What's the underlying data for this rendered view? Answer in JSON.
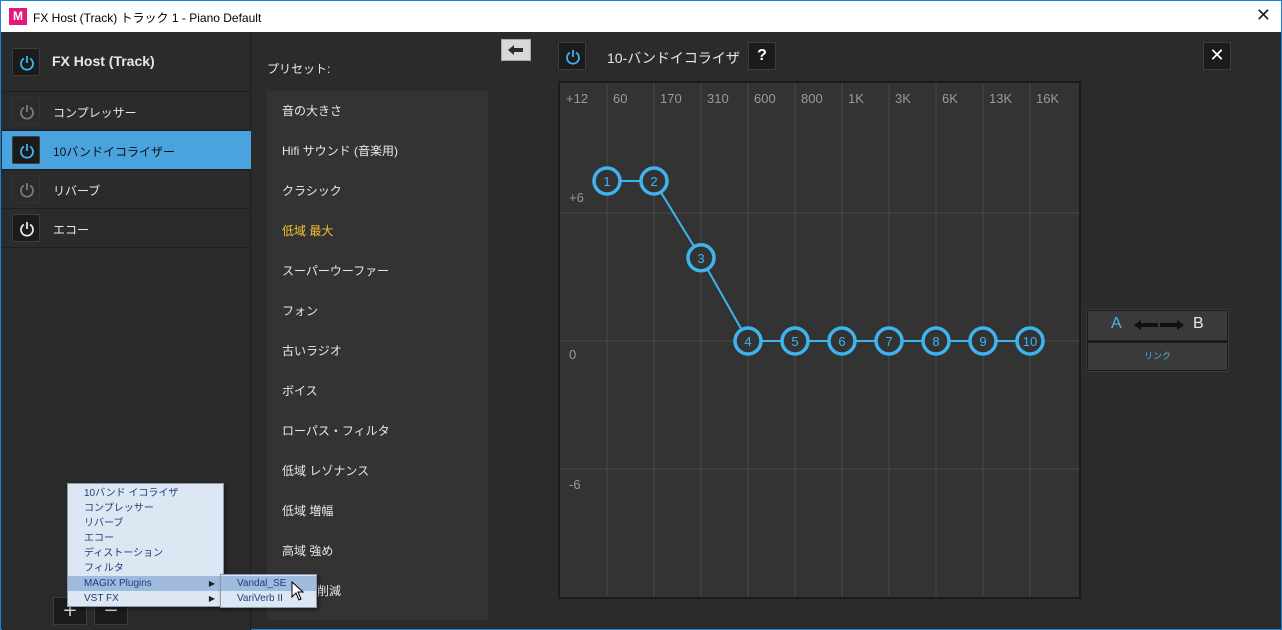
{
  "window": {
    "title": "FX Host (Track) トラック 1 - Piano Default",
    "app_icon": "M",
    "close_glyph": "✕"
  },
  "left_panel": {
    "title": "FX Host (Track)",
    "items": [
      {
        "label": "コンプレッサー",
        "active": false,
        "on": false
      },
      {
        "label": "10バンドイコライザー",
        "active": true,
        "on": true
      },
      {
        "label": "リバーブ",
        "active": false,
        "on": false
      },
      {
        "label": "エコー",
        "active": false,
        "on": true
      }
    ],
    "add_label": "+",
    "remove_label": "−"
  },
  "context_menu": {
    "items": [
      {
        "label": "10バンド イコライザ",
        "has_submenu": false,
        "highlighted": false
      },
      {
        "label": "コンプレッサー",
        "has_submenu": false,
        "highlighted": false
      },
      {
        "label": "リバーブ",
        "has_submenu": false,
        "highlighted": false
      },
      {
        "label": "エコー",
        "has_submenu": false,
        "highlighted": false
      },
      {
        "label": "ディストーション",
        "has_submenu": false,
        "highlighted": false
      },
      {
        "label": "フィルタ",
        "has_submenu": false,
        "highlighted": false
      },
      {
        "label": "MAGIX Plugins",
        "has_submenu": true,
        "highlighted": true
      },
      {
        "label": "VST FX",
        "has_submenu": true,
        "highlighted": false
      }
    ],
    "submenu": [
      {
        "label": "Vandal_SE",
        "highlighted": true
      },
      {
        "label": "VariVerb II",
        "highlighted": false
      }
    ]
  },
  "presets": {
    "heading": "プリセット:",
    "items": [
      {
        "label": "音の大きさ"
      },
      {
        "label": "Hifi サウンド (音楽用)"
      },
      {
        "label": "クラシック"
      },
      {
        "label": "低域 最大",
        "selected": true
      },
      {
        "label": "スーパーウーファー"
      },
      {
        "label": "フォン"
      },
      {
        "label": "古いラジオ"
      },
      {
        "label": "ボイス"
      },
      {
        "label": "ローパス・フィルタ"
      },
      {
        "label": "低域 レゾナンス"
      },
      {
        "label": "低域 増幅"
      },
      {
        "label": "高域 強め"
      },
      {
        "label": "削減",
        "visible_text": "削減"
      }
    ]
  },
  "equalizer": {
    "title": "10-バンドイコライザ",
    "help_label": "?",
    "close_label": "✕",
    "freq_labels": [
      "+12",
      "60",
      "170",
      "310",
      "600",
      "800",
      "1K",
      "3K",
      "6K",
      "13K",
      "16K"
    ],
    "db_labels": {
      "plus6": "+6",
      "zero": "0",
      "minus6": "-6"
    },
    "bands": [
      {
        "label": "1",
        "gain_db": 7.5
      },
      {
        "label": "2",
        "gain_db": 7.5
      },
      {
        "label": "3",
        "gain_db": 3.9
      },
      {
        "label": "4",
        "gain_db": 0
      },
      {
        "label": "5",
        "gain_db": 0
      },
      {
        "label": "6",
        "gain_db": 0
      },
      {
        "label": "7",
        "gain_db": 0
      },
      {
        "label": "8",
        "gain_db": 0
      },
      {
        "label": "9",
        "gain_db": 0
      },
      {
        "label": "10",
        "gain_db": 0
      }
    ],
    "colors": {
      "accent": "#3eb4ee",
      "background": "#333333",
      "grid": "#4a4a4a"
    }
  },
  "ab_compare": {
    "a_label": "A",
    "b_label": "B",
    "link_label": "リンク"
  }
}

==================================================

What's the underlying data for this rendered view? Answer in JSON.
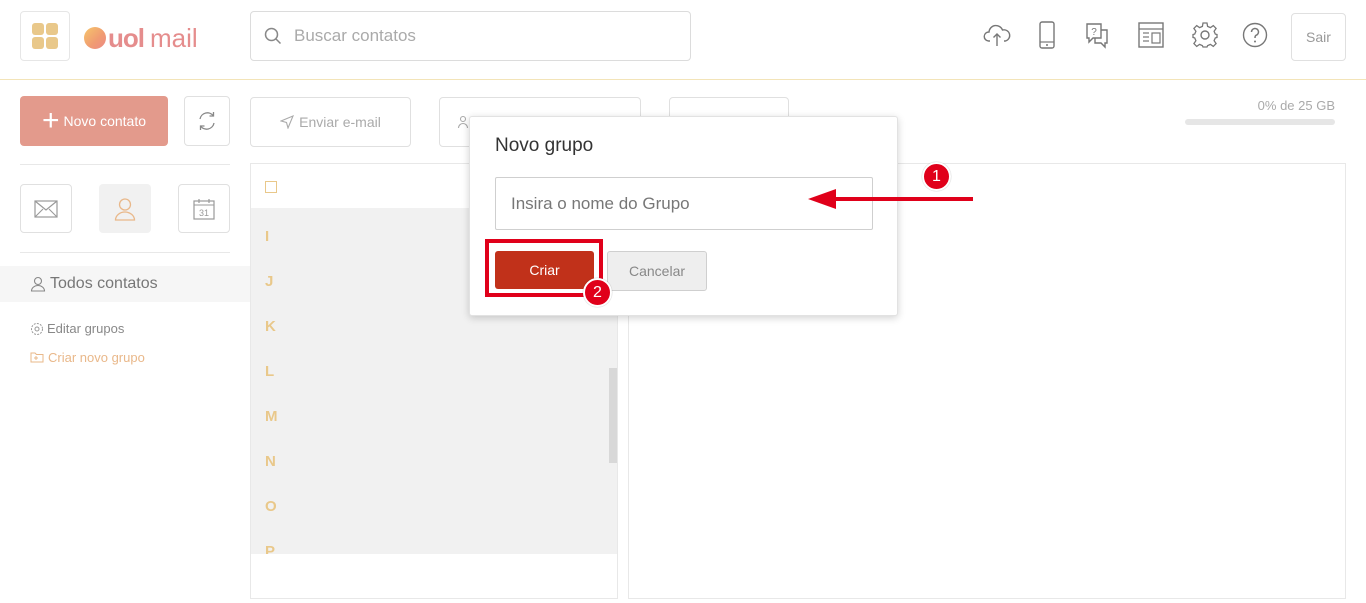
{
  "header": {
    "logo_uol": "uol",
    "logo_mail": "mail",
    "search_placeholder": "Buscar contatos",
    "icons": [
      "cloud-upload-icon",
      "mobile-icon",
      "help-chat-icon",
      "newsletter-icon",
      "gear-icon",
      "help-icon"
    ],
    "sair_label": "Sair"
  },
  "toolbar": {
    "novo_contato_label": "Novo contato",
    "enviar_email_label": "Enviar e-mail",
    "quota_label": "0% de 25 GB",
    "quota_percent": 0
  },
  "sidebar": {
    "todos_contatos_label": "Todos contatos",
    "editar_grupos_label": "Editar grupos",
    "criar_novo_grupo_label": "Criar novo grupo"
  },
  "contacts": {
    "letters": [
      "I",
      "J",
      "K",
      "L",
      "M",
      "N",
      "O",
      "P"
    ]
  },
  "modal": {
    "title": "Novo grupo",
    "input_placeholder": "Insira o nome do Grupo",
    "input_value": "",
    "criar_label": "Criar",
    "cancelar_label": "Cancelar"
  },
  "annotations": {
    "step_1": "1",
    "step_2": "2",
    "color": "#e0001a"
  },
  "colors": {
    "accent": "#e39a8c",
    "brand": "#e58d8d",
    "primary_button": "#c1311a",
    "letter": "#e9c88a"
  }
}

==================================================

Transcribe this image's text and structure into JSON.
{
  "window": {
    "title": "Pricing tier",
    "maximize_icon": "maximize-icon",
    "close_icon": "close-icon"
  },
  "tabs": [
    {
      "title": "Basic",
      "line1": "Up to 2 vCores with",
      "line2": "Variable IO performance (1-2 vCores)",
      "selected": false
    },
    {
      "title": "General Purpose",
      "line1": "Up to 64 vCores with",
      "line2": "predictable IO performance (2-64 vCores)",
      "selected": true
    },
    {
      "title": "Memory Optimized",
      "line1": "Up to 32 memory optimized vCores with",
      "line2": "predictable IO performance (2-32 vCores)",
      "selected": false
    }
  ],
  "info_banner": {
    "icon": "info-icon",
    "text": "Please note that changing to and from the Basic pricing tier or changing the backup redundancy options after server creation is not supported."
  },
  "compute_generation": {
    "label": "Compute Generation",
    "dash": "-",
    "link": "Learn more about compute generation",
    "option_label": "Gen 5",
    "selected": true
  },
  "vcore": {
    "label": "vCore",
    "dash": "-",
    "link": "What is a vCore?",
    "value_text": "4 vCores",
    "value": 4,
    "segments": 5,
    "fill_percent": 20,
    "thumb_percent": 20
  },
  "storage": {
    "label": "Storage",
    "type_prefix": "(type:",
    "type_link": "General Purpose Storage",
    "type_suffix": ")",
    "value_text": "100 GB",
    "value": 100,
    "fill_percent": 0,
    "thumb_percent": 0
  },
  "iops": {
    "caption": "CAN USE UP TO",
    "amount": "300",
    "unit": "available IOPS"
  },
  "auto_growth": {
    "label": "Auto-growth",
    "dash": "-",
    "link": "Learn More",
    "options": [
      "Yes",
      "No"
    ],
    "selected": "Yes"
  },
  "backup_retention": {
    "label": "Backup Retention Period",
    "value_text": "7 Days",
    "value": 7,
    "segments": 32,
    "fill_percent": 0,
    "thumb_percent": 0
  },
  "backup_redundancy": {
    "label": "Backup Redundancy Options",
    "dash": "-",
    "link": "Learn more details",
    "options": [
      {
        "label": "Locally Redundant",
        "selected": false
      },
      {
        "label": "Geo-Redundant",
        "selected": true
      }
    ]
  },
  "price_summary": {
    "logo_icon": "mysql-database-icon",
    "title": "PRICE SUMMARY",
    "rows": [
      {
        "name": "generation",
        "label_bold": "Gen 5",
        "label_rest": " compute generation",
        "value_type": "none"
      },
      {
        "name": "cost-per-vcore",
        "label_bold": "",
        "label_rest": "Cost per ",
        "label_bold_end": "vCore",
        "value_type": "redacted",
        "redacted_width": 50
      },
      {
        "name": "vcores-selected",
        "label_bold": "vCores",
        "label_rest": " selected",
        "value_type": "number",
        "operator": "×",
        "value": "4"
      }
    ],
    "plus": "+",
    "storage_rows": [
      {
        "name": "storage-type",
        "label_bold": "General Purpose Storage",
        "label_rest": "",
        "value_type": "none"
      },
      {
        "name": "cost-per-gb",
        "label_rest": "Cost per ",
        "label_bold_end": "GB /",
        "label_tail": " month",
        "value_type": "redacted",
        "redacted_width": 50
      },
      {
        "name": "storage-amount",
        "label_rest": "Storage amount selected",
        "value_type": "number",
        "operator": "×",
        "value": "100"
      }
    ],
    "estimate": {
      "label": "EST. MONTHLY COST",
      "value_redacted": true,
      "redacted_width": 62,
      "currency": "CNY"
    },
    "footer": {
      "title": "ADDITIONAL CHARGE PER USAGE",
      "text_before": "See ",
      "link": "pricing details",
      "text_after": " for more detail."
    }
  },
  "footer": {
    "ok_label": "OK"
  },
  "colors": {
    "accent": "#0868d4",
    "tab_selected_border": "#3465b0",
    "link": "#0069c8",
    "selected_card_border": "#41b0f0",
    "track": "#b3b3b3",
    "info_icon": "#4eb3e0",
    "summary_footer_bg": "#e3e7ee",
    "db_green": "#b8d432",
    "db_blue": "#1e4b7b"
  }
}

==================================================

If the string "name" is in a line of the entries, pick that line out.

        "name": "generation",
        "name": "cost-per-vcore",
        "name": "vcores-selected",
        "name": "storage-type",
        "name": "cost-per-gb",
        "name": "storage-amount",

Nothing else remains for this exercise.